Any lawyer reading this probably will take issue with my simplistic notion, but it seems to me a fundamental role of a Supreme Court is to provide finality to legal disputes.
Of course, the court may, on occasion, revisit an issue and provide further clarity. But for the most part, its decision settles the matter for a reasonable period of time. People may question the court’s wisdom, but at least a decision allows things to move forward.
It is for that reason I disagree with some municipal stances regarding the courts and Act 13.
Act 13 established uniform state regulation to manage natural gas development and limited the role of local zoning ordinances. However, in March 2012, Peters Township, Cecil Township and several other communities filed suit in Commonwealth Court, challenging the act’s limits on them. The lower court found in favor of the municipalities, prompting the state to appeal to the Supreme Court.
Here is where it gets interesting.
Arguments were made last October before six rather than the usual seven Supreme Court justices owing to the suspension of Justice Joan Orie Melvin. As yet, no decision has been rendered. Now that a seventh member has been appointed to replace Orie Melvin – giving the high court its full complement of justices – the state has petitioned to have the case reheard before the full court.

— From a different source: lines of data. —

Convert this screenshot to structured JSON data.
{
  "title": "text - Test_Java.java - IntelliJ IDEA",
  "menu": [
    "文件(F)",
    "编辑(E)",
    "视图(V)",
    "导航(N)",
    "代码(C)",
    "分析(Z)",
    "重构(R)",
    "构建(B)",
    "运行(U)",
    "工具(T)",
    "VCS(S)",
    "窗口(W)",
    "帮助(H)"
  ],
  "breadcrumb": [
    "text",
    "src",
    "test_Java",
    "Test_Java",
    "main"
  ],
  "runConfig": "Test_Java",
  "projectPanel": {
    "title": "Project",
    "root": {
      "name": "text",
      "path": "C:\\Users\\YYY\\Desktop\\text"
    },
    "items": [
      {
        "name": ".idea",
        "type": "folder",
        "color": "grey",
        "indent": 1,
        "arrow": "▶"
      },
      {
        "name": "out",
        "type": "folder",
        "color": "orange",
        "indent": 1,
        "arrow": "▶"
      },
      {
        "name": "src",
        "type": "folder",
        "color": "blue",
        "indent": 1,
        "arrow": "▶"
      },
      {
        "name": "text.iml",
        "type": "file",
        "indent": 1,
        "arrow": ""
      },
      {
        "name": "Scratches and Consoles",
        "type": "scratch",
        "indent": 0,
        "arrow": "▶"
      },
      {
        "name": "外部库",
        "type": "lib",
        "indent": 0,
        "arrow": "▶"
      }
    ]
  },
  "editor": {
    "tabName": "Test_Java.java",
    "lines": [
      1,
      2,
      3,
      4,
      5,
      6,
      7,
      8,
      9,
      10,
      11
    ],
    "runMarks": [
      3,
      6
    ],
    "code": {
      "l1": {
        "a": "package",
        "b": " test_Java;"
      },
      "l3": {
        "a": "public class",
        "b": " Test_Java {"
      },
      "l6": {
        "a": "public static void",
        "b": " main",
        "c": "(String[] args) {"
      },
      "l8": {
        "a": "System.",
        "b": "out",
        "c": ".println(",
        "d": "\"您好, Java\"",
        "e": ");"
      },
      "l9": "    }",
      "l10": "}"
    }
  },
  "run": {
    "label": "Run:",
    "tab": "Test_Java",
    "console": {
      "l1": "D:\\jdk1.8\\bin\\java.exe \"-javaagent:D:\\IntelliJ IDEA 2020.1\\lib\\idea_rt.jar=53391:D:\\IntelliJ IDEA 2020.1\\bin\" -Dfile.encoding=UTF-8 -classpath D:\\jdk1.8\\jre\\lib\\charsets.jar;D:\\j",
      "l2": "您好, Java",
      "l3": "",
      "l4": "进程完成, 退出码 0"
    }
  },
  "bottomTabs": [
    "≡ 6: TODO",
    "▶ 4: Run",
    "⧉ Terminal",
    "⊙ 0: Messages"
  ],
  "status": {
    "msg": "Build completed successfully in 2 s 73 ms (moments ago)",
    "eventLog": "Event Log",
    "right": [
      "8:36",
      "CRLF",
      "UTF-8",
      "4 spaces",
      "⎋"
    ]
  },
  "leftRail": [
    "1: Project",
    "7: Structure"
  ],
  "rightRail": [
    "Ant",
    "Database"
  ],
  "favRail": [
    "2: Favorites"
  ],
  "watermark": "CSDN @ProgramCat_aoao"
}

Some municipal offices involved in the original suit, object to the rehearing as an attempt for a “do over.” Why? Because they believe the court was deadlocked at 3-3 after the first hearing and a tie vote means the lower court ruling favoring the townships would be upheld. But that is only speculation.
Even if the officials’ count is correct, a tie vote would be a terrible outcome. These issues deserve the finality a split decision would not achieve. Had the Supreme Court declined to hear the case, the Commonwealth Court decision would be the final word. But that is not what they did; the Supreme Court took the case. We deserve a decisive vote that prevents the shadow of regulatory uncertainty from creeping over the natural gas industry and impeding its development.

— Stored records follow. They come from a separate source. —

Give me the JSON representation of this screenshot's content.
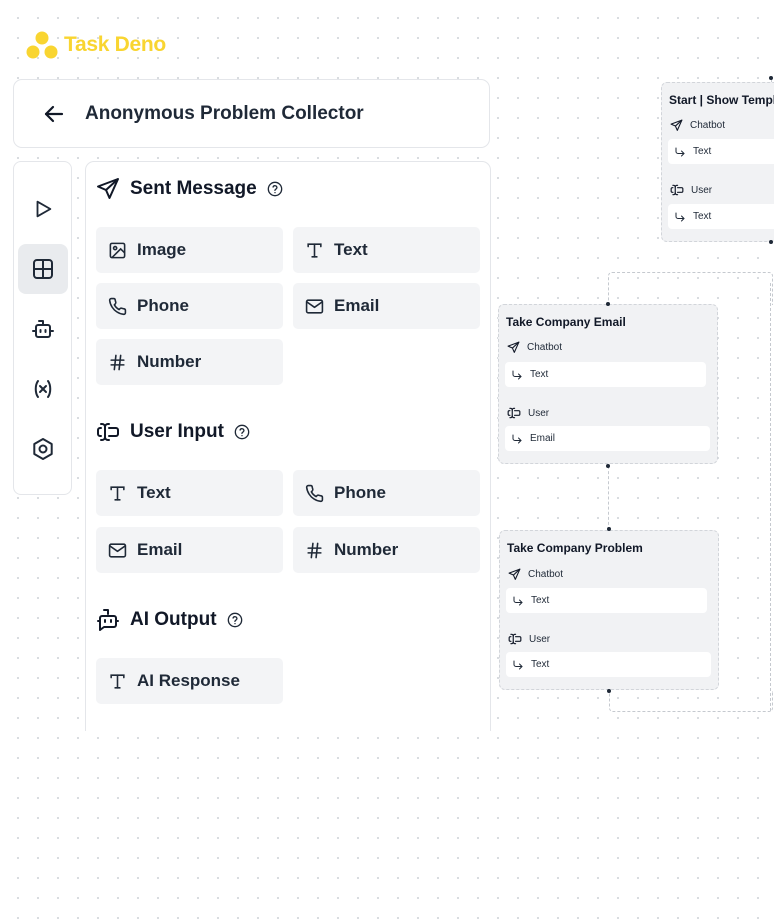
{
  "app": {
    "name": "Task Deno",
    "brand_color": "#f9d531"
  },
  "header": {
    "title": "Anonymous Problem Collector",
    "back_icon": "arrow-left-icon"
  },
  "rail": [
    {
      "icon": "play-icon",
      "active": false
    },
    {
      "icon": "grid-icon",
      "active": true
    },
    {
      "icon": "bot-icon",
      "active": false
    },
    {
      "icon": "variable-icon",
      "active": false
    },
    {
      "icon": "hexagon-settings-icon",
      "active": false
    }
  ],
  "panel": {
    "sent_message": {
      "label": "Sent Message",
      "items": [
        {
          "label": "Image",
          "icon": "image-icon"
        },
        {
          "label": "Text",
          "icon": "text-icon"
        },
        {
          "label": "Phone",
          "icon": "phone-icon"
        },
        {
          "label": "Email",
          "icon": "mail-icon"
        },
        {
          "label": "Number",
          "icon": "hash-icon"
        }
      ]
    },
    "user_input": {
      "label": "User Input",
      "items": [
        {
          "label": "Text",
          "icon": "text-icon"
        },
        {
          "label": "Phone",
          "icon": "phone-icon"
        },
        {
          "label": "Email",
          "icon": "mail-icon"
        },
        {
          "label": "Number",
          "icon": "hash-icon"
        }
      ]
    },
    "ai_output": {
      "label": "AI Output",
      "items": [
        {
          "label": "AI Response",
          "icon": "text-icon"
        }
      ]
    }
  },
  "canvas": {
    "nodes": [
      {
        "title": "Start | Show Templat",
        "chatbot_label": "Chatbot",
        "chatbot_field": "Text",
        "user_label": "User",
        "user_field": "Text"
      },
      {
        "title": "Take Company Email",
        "chatbot_label": "Chatbot",
        "chatbot_field": "Text",
        "user_label": "User",
        "user_field": "Email"
      },
      {
        "title": "Take Company Problem",
        "chatbot_label": "Chatbot",
        "chatbot_field": "Text",
        "user_label": "User",
        "user_field": "Text"
      }
    ]
  }
}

There is a sense among a small minority of municipal officials that the industry has not been a good neighbor. I respectfully disagree. We have been involved though the chamber of commerce with numerous efforts by the industry to reach out to community leaders, businesses and Washington County residents to address issues of concern. Equally as important, the industry’s spending, tax generation, job creation and charitable activities have benefited Washington County and its municipalities – even the ones involved in the original lawsuit, interestingly enough.

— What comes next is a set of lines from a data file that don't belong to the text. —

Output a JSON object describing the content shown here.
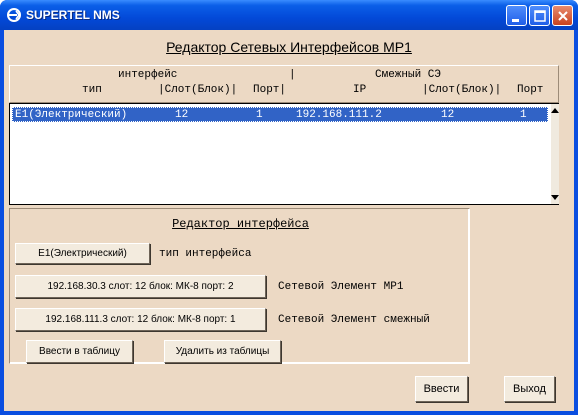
{
  "window": {
    "title": "SUPERTEL NMS",
    "icon": "supertel-logo-icon"
  },
  "main": {
    "title": "Редактор Сетевых Интерфейсов МР1"
  },
  "table": {
    "header_top_left": "интерфейс",
    "header_sep": "|",
    "header_top_right": "Смежный СЭ",
    "columns": [
      "тип",
      "|Слот(Блок)|",
      "Порт|",
      "IP",
      "|Слот(Блок)|",
      "Порт"
    ],
    "rows": [
      {
        "type": "E1(Электрический)",
        "slot": "12",
        "port": "1",
        "ip": "192.168.111.2",
        "peer_slot": "12",
        "peer_port": "1"
      }
    ]
  },
  "editor": {
    "title": "Редактор интерфейса",
    "type_button": "E1(Электрический)",
    "type_label": "тип интерфейса",
    "ne_mp1_button": "192.168.30.3 слот: 12 блок: МК-8 порт: 2",
    "ne_mp1_label": "Сетевой Элемент МР1",
    "ne_peer_button": "192.168.111.3 слот: 12 блок: МК-8 порт: 1",
    "ne_peer_label": "Сетевой Элемент смежный",
    "add_button": "Ввести в таблицу",
    "delete_button": "Удалить из таблицы"
  },
  "footer": {
    "enter_button": "Ввести",
    "exit_button": "Выход"
  }
}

Townships understandably want control over development within their jurisdictions. But natural gas development is not the same as permitting a building or residential development. With natural gas, we are developing a resource from geologic formations whose limits are not defined by township boundaries. The wells, compressors and other infrastructure needed to efficiently develop this resource are a system whose scope is regional, not local. Only a regulatory system that provides continuity across Pennsylvania’s numerous political subdivisions ensures that development will occur in both an orderly and an efficient way.
Balkanizing regulation township by township invites confusion and uncertainty that, in the long run, risks the opportunity that this once-in-a-lifetime development creates for Washington County.
Jeff Kotula is president of the Washington County Chamber of Commerce.